_ASSIGNMENT_:
Take every line containing "Appearance" out of the records.

App and web page records
☆ ☆ ☆ ☆ ☆ ☆ ☆

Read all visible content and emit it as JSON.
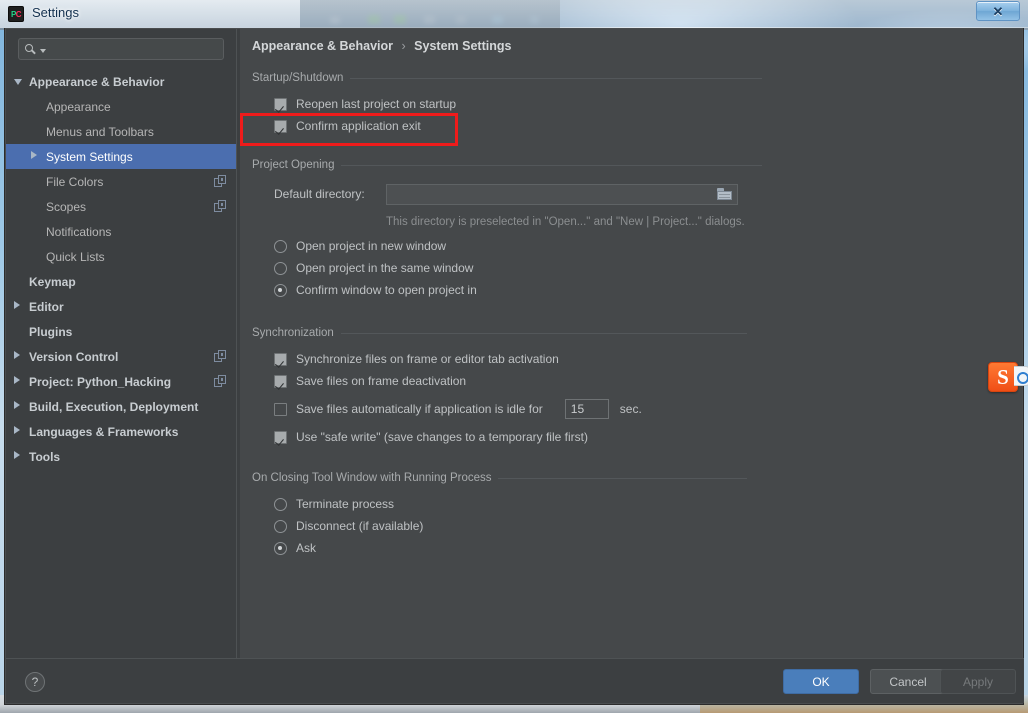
{
  "window": {
    "title": "Settings",
    "app_icon": "pycharm-icon",
    "close_label": "✕"
  },
  "sidebar": {
    "search": {
      "value": "",
      "placeholder": ""
    },
    "items": [
      {
        "label": "Appearance & Behavior",
        "level": 0,
        "twisty": "open",
        "selected": false,
        "copy_icon": false
      },
      {
        "label": "Appearance",
        "level": 1,
        "twisty": "none",
        "selected": false,
        "copy_icon": false
      },
      {
        "label": "Menus and Toolbars",
        "level": 1,
        "twisty": "none",
        "selected": false,
        "copy_icon": false
      },
      {
        "label": "System Settings",
        "level": 1,
        "twisty": "closed",
        "selected": true,
        "copy_icon": false
      },
      {
        "label": "File Colors",
        "level": 1,
        "twisty": "none",
        "selected": false,
        "copy_icon": true
      },
      {
        "label": "Scopes",
        "level": 1,
        "twisty": "none",
        "selected": false,
        "copy_icon": true
      },
      {
        "label": "Notifications",
        "level": 1,
        "twisty": "none",
        "selected": false,
        "copy_icon": false
      },
      {
        "label": "Quick Lists",
        "level": 1,
        "twisty": "none",
        "selected": false,
        "copy_icon": false
      },
      {
        "label": "Keymap",
        "level": 0,
        "twisty": "none",
        "selected": false,
        "copy_icon": false
      },
      {
        "label": "Editor",
        "level": 0,
        "twisty": "closed",
        "selected": false,
        "copy_icon": false
      },
      {
        "label": "Plugins",
        "level": 0,
        "twisty": "none",
        "selected": false,
        "copy_icon": false
      },
      {
        "label": "Version Control",
        "level": 0,
        "twisty": "closed",
        "selected": false,
        "copy_icon": true
      },
      {
        "label": "Project: Python_Hacking",
        "level": 0,
        "twisty": "closed",
        "selected": false,
        "copy_icon": true
      },
      {
        "label": "Build, Execution, Deployment",
        "level": 0,
        "twisty": "closed",
        "selected": false,
        "copy_icon": false
      },
      {
        "label": "Languages & Frameworks",
        "level": 0,
        "twisty": "closed",
        "selected": false,
        "copy_icon": false
      },
      {
        "label": "Tools",
        "level": 0,
        "twisty": "closed",
        "selected": false,
        "copy_icon": false
      }
    ]
  },
  "content": {
    "breadcrumb": {
      "parent": "Appearance & Behavior",
      "separator": "›",
      "current": "System Settings"
    },
    "startup": {
      "title": "Startup/Shutdown",
      "reopen_label": "Reopen last project on startup",
      "reopen_checked": true,
      "confirm_exit_label": "Confirm application exit",
      "confirm_exit_checked": true
    },
    "project_opening": {
      "title": "Project Opening",
      "dir_label": "Default directory:",
      "dir_value": "",
      "dir_placeholder": "",
      "dir_hint": "This directory is preselected in \"Open...\" and \"New | Project...\" dialogs.",
      "options": [
        {
          "label": "Open project in new window",
          "selected": false
        },
        {
          "label": "Open project in the same window",
          "selected": false
        },
        {
          "label": "Confirm window to open project in",
          "selected": true
        }
      ]
    },
    "synchronization": {
      "title": "Synchronization",
      "options": [
        {
          "label": "Synchronize files on frame or editor tab activation",
          "checked": true
        },
        {
          "label": "Save files on frame deactivation",
          "checked": true
        },
        {
          "label": "Save files automatically if application is idle for",
          "checked": false
        },
        {
          "label": "Use \"safe write\" (save changes to a temporary file first)",
          "checked": true
        }
      ],
      "idle_value": "15",
      "idle_unit": "sec."
    },
    "closing_tool_window": {
      "title": "On Closing Tool Window with Running Process",
      "options": [
        {
          "label": "Terminate process",
          "selected": false
        },
        {
          "label": "Disconnect (if available)",
          "selected": false
        },
        {
          "label": "Ask",
          "selected": true
        }
      ]
    }
  },
  "footer": {
    "help_label": "?",
    "ok_label": "OK",
    "cancel_label": "Cancel",
    "apply_label": "Apply"
  },
  "overlay": {
    "annotation_color": "#ef1b1b",
    "ime_icon_label": "S"
  },
  "colors": {
    "accent": "#4b6eaf",
    "panel": "#3c3f41",
    "content": "#45484a",
    "text": "#bfc2c4",
    "annotation": "#ef1b1b"
  }
}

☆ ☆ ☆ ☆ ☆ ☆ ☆

_SOLUTION TO THIS EXERCISE_:
        "label": "Appearance & Behavior",
        "label": "Appearance",
      "parent": "Appearance & Behavior",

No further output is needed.